[Extracted information]
==============================

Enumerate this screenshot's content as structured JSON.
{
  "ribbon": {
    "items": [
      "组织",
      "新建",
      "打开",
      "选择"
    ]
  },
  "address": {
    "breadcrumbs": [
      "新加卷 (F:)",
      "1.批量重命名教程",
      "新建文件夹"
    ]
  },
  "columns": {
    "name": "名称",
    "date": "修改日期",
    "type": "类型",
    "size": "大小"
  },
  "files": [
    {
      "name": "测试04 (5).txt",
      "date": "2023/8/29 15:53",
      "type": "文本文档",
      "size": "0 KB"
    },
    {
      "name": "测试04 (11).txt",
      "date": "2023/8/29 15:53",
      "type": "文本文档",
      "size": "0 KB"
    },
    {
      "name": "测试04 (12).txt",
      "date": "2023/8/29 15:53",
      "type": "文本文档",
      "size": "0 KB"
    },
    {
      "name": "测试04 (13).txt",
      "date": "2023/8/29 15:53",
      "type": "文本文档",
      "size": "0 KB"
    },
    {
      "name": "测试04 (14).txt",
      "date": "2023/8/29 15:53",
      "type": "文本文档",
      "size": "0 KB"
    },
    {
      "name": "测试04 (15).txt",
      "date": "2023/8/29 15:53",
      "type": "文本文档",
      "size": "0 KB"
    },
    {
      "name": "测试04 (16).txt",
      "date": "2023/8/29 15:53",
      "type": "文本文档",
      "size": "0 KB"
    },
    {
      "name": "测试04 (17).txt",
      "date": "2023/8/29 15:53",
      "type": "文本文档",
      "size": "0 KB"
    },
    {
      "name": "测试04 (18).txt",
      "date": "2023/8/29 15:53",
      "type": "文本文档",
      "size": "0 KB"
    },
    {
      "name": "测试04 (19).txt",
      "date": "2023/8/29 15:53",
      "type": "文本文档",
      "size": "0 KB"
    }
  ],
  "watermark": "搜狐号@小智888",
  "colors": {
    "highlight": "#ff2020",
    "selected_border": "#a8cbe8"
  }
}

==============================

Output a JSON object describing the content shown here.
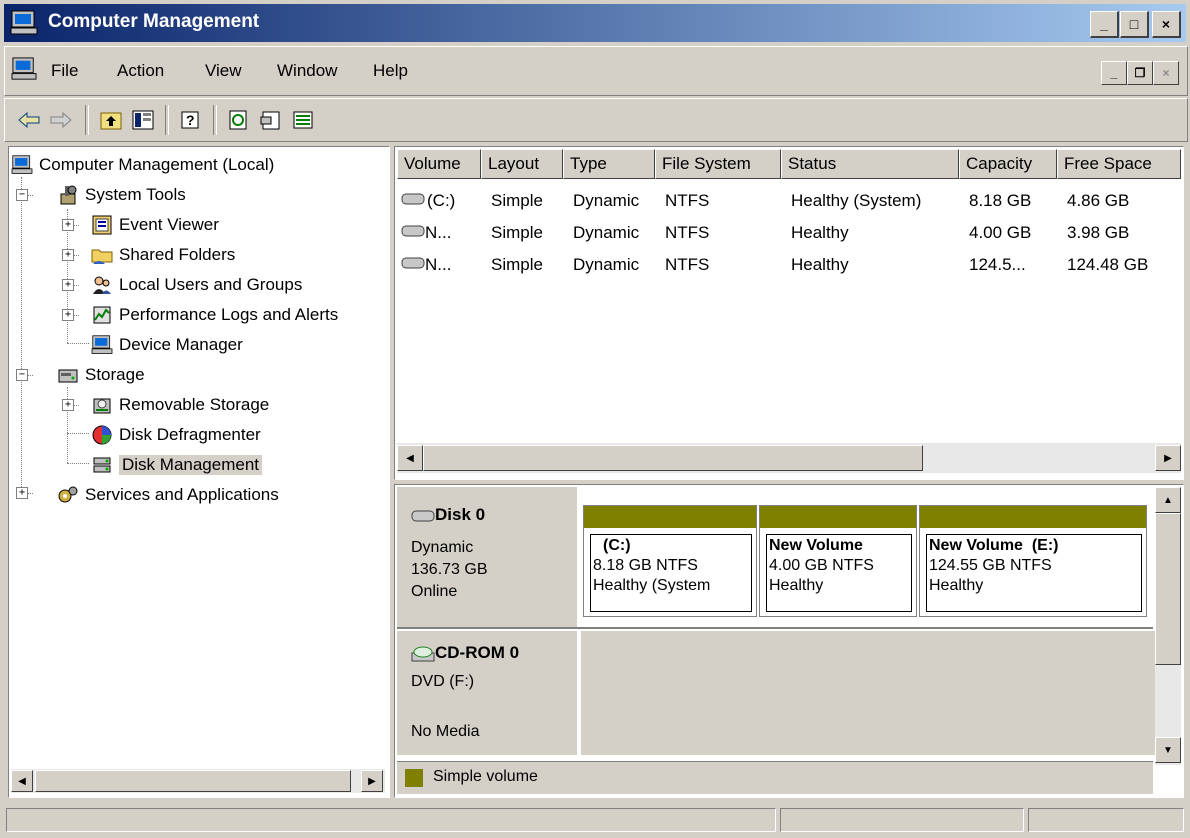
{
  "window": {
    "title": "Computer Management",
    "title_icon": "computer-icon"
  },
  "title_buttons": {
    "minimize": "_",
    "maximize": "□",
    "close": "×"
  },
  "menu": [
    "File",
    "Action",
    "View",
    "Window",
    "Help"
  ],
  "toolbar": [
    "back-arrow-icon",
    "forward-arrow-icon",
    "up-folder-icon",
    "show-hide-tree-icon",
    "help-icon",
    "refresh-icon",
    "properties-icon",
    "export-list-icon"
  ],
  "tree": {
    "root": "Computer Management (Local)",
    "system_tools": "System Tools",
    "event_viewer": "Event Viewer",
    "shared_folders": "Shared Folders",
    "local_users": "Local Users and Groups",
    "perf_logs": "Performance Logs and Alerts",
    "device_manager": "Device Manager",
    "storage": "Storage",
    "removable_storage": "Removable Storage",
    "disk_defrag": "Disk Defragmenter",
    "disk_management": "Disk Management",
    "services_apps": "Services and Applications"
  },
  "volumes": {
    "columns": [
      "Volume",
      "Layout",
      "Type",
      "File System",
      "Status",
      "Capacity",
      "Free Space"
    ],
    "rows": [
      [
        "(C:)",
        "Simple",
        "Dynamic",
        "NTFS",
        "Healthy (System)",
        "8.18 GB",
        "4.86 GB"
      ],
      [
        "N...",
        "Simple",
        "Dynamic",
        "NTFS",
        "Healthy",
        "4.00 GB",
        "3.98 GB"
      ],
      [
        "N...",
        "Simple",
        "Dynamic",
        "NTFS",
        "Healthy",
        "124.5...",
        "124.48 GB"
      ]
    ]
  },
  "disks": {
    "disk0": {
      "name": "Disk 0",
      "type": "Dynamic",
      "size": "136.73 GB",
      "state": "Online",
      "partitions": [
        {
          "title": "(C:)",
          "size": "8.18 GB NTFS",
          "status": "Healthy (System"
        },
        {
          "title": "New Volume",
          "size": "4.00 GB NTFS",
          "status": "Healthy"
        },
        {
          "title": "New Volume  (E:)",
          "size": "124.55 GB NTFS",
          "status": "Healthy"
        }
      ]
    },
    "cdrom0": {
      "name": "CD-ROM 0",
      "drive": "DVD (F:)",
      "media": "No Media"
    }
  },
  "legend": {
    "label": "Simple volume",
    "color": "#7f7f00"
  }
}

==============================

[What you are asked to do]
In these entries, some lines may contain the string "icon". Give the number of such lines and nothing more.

[Reply to the task]
9